• _TASK_
Search the records for "title". Report every line where it occurs.

• _RECORD EXCERPTS_
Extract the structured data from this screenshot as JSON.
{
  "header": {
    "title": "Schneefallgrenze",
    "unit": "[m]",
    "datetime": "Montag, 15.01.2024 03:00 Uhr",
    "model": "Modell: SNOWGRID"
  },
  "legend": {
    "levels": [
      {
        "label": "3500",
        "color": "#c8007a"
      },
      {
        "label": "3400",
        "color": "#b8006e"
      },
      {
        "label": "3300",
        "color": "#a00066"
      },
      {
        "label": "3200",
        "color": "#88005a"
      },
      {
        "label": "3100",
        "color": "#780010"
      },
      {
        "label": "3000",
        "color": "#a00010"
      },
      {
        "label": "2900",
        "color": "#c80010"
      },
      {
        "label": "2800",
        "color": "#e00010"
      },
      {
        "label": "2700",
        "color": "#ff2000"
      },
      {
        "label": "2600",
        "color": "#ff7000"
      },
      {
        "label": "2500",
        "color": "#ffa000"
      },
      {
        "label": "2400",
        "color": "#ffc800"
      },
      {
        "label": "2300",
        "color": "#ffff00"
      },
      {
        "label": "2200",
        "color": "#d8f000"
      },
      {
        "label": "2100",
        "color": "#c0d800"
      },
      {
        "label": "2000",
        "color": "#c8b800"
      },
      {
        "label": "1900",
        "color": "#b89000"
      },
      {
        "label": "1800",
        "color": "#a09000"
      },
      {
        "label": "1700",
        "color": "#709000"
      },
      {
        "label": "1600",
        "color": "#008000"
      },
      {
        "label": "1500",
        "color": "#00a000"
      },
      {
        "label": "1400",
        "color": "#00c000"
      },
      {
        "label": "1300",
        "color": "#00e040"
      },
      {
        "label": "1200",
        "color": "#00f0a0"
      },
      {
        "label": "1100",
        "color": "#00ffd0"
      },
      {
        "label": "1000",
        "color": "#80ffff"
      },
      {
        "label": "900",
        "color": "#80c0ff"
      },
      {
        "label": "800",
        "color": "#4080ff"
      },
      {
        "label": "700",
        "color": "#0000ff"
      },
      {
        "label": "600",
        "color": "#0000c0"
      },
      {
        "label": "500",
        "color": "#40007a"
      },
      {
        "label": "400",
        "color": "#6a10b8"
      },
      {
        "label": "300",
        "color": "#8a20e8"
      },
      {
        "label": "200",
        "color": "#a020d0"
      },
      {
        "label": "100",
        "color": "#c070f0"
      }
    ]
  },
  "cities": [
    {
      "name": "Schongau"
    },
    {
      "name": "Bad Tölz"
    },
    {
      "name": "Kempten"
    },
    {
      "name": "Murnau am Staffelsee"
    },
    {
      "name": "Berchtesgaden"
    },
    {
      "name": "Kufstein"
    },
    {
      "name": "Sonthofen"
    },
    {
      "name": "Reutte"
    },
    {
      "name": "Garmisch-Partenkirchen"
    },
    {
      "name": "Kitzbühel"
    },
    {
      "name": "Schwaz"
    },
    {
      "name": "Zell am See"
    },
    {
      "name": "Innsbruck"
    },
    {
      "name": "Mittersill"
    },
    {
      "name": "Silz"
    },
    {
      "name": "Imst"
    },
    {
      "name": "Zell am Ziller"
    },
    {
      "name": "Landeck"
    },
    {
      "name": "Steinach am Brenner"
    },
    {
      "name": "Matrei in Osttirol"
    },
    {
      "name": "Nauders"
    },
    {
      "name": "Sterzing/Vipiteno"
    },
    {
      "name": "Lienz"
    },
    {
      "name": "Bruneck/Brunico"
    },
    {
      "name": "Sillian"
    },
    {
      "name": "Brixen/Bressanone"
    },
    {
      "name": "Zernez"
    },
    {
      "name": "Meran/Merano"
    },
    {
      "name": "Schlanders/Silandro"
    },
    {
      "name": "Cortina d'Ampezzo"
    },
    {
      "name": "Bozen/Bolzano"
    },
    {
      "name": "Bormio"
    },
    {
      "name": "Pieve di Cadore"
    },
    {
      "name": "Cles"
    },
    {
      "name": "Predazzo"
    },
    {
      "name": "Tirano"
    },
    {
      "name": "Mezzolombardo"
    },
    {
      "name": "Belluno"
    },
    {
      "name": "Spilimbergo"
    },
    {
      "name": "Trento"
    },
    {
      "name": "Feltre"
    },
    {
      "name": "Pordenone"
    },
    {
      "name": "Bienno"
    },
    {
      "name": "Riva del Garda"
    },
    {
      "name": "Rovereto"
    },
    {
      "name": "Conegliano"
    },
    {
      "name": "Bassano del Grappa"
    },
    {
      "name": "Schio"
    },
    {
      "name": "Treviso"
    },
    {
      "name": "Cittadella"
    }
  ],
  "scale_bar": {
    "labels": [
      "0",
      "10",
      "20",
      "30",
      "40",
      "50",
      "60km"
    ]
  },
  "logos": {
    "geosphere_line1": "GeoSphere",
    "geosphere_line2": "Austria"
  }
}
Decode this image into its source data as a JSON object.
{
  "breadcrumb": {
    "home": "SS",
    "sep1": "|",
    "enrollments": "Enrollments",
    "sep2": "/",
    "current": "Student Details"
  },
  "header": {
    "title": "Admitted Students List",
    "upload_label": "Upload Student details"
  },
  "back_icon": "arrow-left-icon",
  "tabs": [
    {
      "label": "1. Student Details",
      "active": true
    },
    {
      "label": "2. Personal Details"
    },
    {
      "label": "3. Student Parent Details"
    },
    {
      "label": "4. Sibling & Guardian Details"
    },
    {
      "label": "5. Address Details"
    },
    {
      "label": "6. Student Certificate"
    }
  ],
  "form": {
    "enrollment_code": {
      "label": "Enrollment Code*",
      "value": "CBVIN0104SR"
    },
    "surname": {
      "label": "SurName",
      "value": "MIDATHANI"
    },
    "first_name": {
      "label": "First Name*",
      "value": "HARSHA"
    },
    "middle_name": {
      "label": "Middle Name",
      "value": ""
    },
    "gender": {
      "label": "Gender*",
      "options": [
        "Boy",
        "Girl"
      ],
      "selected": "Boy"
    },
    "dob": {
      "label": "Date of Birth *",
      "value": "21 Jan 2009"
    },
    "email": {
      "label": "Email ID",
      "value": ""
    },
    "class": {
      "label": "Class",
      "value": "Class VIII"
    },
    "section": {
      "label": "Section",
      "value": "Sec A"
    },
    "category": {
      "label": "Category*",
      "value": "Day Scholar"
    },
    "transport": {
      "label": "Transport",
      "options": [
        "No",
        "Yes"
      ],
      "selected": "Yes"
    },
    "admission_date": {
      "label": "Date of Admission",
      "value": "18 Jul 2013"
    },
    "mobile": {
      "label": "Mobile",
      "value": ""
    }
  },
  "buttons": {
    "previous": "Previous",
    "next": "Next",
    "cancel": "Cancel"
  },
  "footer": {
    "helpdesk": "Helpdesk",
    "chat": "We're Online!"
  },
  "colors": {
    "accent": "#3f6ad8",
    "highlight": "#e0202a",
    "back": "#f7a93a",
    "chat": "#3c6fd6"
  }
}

• _EXERCISE RESULT_
    "title": "Schneefallgrenze",
    "title": "Admitted Students List",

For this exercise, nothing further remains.